People ask about warning shots, but think about that for a minute. When you shoot up, where do you think that bullet is going to land? That bullet is coming down at some point. Every case is different. So, Chief Gray’s point, you can’t just ask; ‘can you shoot someone in the back yes or no?’ We can’t answer that because every single case is different. Remember we need all the facts and the evidence, so that we can make a decision on a shoot like that. And remember, the officer is making that decision in a split second in the moment.”


Methuen Chief Solomon said that one of the problems police departments have is that bad cops who are fired from one department can get hired by another department. “That’s why I like POST Certification. I think we should license police officers. For 34 years I’ve been asking why aren’t we licensing police officers? You could be a cop in New Hampshire, commit a violation and if they revoke your license you are done. You can’t be a cop anywhere else. You are de-certified. I know they are calling for that in the current bill at The State House.”

“There are some good things in the bill they just need to listen to us more on Beacon Hill. As far as qualified immunity, if you take the qualified immunity away the cities will pay more in lawsuits. If we commit a criminal act right now under qualified immunity, guess what? Qualified immunity doesn’t count. You could still get sued and you pay your own lawyer for acting outside the scope of your job.”

“Qualified immunity says there’s a reasonable person standard. If a reasonable police officer in that position would do the exact same thing you acted within the scope of your job and qualified immunity attaches. What’s very interesting is, if you take away qualified immunity, and I do something totally legitimate and I get sued anyway, guess who pays? The city pays without qualified immunity, because once you reduce part of that qualified immunity it’s the city that’s on the hook. Qualified immunity is not being removed from us as police officers it’s being removed from the cities and towns.”


Duggan pointed out that police officers across the country were given a stand-down order during the riots, meaning that officers were told not to intervene while innocent people were dragged from cars. Duggan asked the chiefs would they defy orders to stand down while people are getting hurt, all three chiefs said they would not obey such an order.

“We have a duty to protect and to serve. I think we are going to have to carry that out,” Chief Vasque said. “So, I don’t see that being a problem here. I’m not sure about circumstances in other areas of the country. But I don’t see that being a problem here.”

“I agree 100% with Chief Vasque,” North Andover’s Chief Gray said. “We are sworn to uphold the law. If someone is getting beat up, not only am I going to have my officers intervene, I will intervene myself if I have to because that’s what we have to do.”

“No, I would not comply with an order like that,” Chief Solomon agreed. “But, of course we would have to deal with the ramifications. We have a law in Massachusetts that says we as police chiefs and the fire chiefs have total autonomy over our personnel, equipment, and manpower. So, a mayor can give me the order, but I’m not required to follow that order. Now, I might lose my job because the police chiefs work for the mayor. I say we should do what we have to do and then deal with the ramifications later on. I would not comply with an order that said we had to stand down while innocent individuals are being hurt.”
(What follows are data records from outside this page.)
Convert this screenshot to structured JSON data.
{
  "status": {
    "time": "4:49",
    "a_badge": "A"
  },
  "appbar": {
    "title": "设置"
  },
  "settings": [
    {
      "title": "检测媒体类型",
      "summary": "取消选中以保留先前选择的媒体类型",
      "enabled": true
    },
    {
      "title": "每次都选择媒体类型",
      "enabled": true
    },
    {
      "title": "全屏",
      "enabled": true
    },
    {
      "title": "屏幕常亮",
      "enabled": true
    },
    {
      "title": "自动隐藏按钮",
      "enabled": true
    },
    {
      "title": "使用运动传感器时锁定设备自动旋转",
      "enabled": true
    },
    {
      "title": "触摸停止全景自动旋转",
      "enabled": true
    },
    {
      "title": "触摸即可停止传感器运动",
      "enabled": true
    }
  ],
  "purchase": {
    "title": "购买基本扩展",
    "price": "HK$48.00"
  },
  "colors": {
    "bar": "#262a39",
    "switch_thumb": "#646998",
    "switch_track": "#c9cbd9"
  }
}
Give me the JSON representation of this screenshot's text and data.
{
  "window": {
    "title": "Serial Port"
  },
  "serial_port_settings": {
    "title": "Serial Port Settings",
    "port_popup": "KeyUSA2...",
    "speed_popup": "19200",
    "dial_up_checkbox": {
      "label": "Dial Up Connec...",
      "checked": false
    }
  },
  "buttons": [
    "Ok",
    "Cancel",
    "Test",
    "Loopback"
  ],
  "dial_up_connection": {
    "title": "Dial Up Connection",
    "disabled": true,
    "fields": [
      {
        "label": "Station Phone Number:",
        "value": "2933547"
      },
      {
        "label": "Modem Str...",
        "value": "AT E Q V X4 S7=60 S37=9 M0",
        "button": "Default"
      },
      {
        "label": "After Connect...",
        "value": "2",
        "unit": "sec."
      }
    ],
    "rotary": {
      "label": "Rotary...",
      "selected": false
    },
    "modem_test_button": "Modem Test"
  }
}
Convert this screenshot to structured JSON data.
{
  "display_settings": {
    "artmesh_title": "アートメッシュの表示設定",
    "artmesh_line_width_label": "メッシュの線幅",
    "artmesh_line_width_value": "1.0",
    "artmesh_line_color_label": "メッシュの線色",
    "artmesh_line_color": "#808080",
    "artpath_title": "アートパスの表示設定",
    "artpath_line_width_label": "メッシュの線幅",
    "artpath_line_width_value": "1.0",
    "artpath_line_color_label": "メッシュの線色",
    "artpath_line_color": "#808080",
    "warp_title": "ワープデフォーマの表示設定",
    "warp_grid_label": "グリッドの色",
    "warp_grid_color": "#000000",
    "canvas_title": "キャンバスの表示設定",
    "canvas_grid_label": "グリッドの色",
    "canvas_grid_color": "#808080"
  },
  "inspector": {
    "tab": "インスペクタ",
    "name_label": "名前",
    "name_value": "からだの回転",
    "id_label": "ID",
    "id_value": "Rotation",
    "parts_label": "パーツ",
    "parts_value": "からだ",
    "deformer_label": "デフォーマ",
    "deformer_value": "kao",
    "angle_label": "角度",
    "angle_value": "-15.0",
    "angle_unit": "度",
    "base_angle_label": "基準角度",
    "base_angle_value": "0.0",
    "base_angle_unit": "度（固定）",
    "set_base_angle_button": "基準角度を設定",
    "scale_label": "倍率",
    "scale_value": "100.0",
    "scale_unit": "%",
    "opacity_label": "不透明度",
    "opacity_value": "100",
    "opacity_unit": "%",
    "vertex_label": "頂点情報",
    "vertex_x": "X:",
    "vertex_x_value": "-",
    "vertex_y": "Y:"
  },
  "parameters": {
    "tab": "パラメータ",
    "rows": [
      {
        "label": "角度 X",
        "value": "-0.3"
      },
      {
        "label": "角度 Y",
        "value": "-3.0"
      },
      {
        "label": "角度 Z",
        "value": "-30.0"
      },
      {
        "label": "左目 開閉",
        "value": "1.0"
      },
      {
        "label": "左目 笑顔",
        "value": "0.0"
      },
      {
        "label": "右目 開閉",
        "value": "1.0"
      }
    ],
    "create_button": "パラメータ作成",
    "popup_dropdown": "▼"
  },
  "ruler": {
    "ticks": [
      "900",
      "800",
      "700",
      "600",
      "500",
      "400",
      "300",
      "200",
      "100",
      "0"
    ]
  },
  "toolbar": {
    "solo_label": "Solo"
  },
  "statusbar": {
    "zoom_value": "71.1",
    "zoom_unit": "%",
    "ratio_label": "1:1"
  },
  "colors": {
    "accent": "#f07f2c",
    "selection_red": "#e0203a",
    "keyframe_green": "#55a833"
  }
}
To listen to the entire interview, you can download The Paying Attention! Podcast on iHeartRadio, iTunes, Spreaker, and Podbean. To watch the streaming video, you can visit the Paying Attention Podcast page on YouTube or visit the photo/video gallery of Tom Duggan’s Facebook page.◊